WORK TASK →
Could you return the full listing, every line exactly as given?

RECORD EXCERPTS →
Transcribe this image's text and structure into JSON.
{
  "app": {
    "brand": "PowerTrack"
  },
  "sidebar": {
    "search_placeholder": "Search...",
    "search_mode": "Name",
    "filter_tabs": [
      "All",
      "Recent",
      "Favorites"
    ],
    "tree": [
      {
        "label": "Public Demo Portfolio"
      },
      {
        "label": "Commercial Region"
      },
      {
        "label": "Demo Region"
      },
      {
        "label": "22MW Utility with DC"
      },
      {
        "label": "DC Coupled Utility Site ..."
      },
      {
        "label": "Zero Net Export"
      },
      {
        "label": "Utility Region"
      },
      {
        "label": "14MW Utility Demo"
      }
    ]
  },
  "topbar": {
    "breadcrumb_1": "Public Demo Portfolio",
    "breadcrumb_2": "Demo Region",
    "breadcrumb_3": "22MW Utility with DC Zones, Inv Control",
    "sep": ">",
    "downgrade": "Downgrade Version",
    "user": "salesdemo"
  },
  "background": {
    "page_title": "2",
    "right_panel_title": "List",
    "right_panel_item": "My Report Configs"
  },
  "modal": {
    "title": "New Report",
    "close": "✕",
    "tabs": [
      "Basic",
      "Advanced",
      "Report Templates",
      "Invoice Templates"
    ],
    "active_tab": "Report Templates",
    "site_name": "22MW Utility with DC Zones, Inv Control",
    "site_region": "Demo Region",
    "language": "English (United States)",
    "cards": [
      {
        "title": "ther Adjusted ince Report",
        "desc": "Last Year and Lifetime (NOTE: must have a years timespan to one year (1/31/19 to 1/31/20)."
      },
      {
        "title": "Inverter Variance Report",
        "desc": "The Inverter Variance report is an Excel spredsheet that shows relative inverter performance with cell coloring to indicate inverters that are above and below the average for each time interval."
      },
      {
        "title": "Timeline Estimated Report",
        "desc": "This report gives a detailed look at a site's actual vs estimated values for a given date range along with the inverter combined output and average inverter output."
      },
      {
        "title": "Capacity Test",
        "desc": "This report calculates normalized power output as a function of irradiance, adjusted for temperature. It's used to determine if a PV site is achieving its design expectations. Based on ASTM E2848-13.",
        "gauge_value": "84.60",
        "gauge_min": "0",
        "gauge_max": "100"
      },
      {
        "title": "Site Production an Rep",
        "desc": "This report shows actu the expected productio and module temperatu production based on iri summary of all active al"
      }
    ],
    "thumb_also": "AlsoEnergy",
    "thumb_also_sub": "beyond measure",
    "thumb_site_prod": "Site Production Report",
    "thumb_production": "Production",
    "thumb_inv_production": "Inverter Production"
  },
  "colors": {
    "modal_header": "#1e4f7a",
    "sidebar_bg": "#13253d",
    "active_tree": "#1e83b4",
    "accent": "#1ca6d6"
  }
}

ANSWER SPACE →
Transcribe this image's text and structure into JSON.
{
  "app": {
    "brand": "PowerTrack"
  },
  "sidebar": {
    "search_placeholder": "Search...",
    "search_mode": "Name",
    "filter_tabs": [
      "All",
      "Recent",
      "Favorites"
    ],
    "tree": [
      {
        "label": "Public Demo Portfolio"
      },
      {
        "label": "Commercial Region"
      },
      {
        "label": "Demo Region"
      },
      {
        "label": "22MW Utility with DC"
      },
      {
        "label": "DC Coupled Utility Site ..."
      },
      {
        "label": "Zero Net Export"
      },
      {
        "label": "Utility Region"
      },
      {
        "label": "14MW Utility Demo"
      }
    ]
  },
  "topbar": {
    "breadcrumb_1": "Public Demo Portfolio",
    "breadcrumb_2": "Demo Region",
    "breadcrumb_3": "22MW Utility with DC Zones, Inv Control",
    "sep": ">",
    "downgrade": "Downgrade Version",
    "user": "salesdemo"
  },
  "background": {
    "page_title": "2",
    "right_panel_title": "List",
    "right_panel_item": "My Report Configs"
  },
  "modal": {
    "title": "New Report",
    "close": "✕",
    "tabs": [
      "Basic",
      "Advanced",
      "Report Templates",
      "Invoice Templates"
    ],
    "active_tab": "Report Templates",
    "site_name": "22MW Utility with DC Zones, Inv Control",
    "site_region": "Demo Region",
    "language": "English (United States)",
    "cards": [
      {
        "title": "ther Adjusted ince Report",
        "desc": "Last Year and Lifetime (NOTE: must have a years timespan to one year (1/31/19 to 1/31/20)."
      },
      {
        "title": "Inverter Variance Report",
        "desc": "The Inverter Variance report is an Excel spredsheet that shows relative inverter performance with cell coloring to indicate inverters that are above and below the average for each time interval."
      },
      {
        "title": "Timeline Estimated Report",
        "desc": "This report gives a detailed look at a site's actual vs estimated values for a given date range along with the inverter combined output and average inverter output."
      },
      {
        "title": "Capacity Test",
        "desc": "This report calculates normalized power output as a function of irradiance, adjusted for temperature. It's used to determine if a PV site is achieving its design expectations. Based on ASTM E2848-13.",
        "gauge_value": "84.60",
        "gauge_min": "0",
        "gauge_max": "100"
      },
      {
        "title": "Site Production an Rep",
        "desc": "This report shows actu the expected productio and module temperatu production based on iri summary of all active al"
      }
    ],
    "thumb_also": "AlsoEnergy",
    "thumb_also_sub": "beyond measure",
    "thumb_site_prod": "Site Production Report",
    "thumb_production": "Production",
    "thumb_inv_production": "Inverter Production"
  },
  "colors": {
    "modal_header": "#1e4f7a",
    "sidebar_bg": "#13253d",
    "active_tree": "#1e83b4",
    "accent": "#1ca6d6"
  }
}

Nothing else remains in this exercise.